KING COUNTY -- They've blocked streets, derailed planned government speeches and on Friday protesters locked themselves around steel beams to get their message across.
“It’s time to move past the jail system more to restorative system to see the humanity in people,” the Rev. Neal Sharpe said.
Protesters are passionately opposed to the construction of a new youth detention center in King County.
The center will cost $230 million and expected to open in 2020.
Opponents say the funds should be used elsewhere instead of on the jail system that does more harm than good.
They say young people, even the ones who commit violent crime, should not be locked up.
“I don’t think that's realistic, there are some youths that need to be in some type of detention facility,” said Michelle Hankinson, who works on the front lines with at-risk kids with the nonprofit Nexus Youths and Families.
“A lot of the times for these young offenders, empathy is missing -- they just don’t understand it,” Hankinson said.
That's why Hankinson says accountability is important.
“To have them identify what they have done, how it's impacted other people,” Hankinson said.
She says the court system already doesn't jail young people for many crimes, moving more toward a rehabilitative approach.
Nexus Youth and Families opened two months ago and they are taking in teens diverted from jail.
The teens learn rules and are supervised by staff in a home-like setting.
But Hankinson says the model may not be right for the most violent teen offenders.
“If it means they have to go to detention, depending on the level of the offense, that's what has to happen,” Hankinson said.
But even if they are detained, Hankinson says, the focus should be on treatment, not punishment.
“To just put them in a cell that doesn’t do anything for them, that cuts them off from their family members and education services," Hankinson said.
She says the ideal situation for a detention center for high-risk offenders should look more like a residential center.
She says youths would be required to stay in their rooms at night, but during the day they could have the freedom to come and go within the center and receive treatment.

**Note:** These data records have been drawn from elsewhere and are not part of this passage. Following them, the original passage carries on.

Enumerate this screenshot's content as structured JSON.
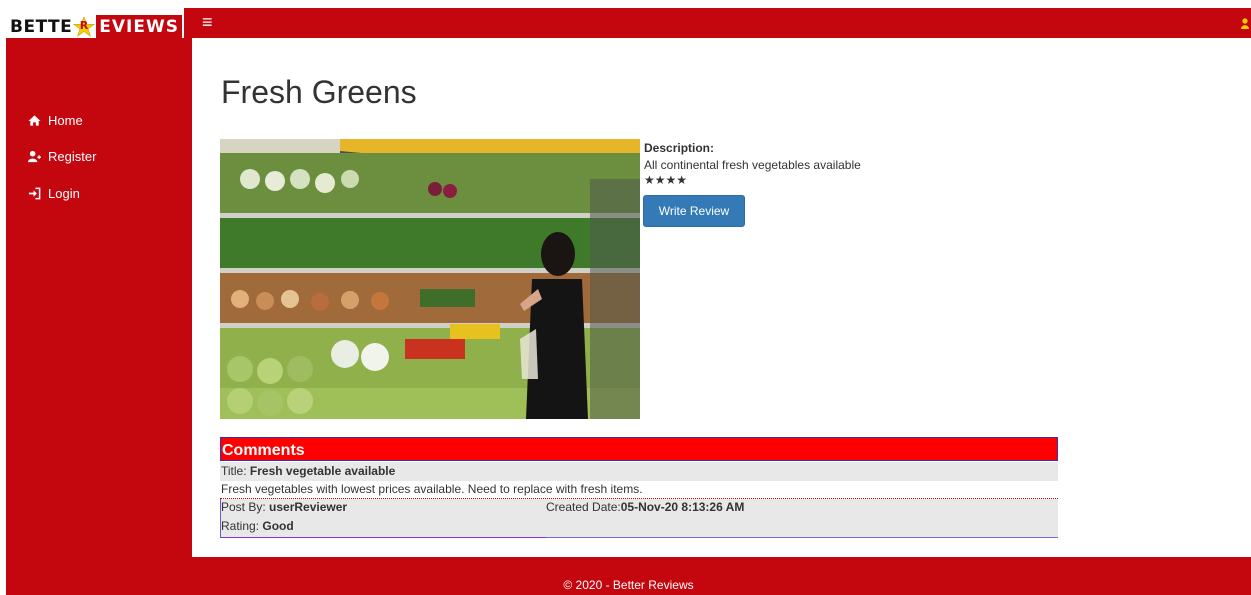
{
  "brand": {
    "part1": "BETTE",
    "star_letter": "R",
    "part2": "EVIEWS"
  },
  "header": {
    "menu_icon": "hamburger-icon",
    "user_icon": "user-icon"
  },
  "sidebar": {
    "items": [
      {
        "label": "Home",
        "icon": "home-icon"
      },
      {
        "label": "Register",
        "icon": "user-plus-icon"
      },
      {
        "label": "Login",
        "icon": "sign-in-icon"
      }
    ]
  },
  "main": {
    "title": "Fresh Greens",
    "description_label": "Description:",
    "description_text": "All continental fresh vegetables available",
    "rating_stars": 4,
    "stars_text": "★★★★",
    "write_review_label": "Write Review"
  },
  "comments": {
    "heading": "Comments",
    "items": [
      {
        "title_label": "Title: ",
        "title": "Fresh vegetable available",
        "body": "Fresh vegetables with lowest prices available. Need to replace with fresh items.",
        "post_by_label": "Post By: ",
        "post_by": "userReviewer",
        "created_label": "Created Date:",
        "created": "05-Nov-20 8:13:26 AM",
        "rating_label": "Rating: ",
        "rating": "Good"
      }
    ]
  },
  "footer": {
    "text": "© 2020 - Better Reviews"
  },
  "colors": {
    "brand_red": "#c4070f",
    "comments_header": "#ff0000",
    "button_blue": "#337ab7"
  }
}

King County Executive Dow Constantine has said in the past that the number of kids in jail has decreased by 70% in the last 20 years.
Constantine says the goal is not to jail more youths but to eventually make sure they don't end up behind bars.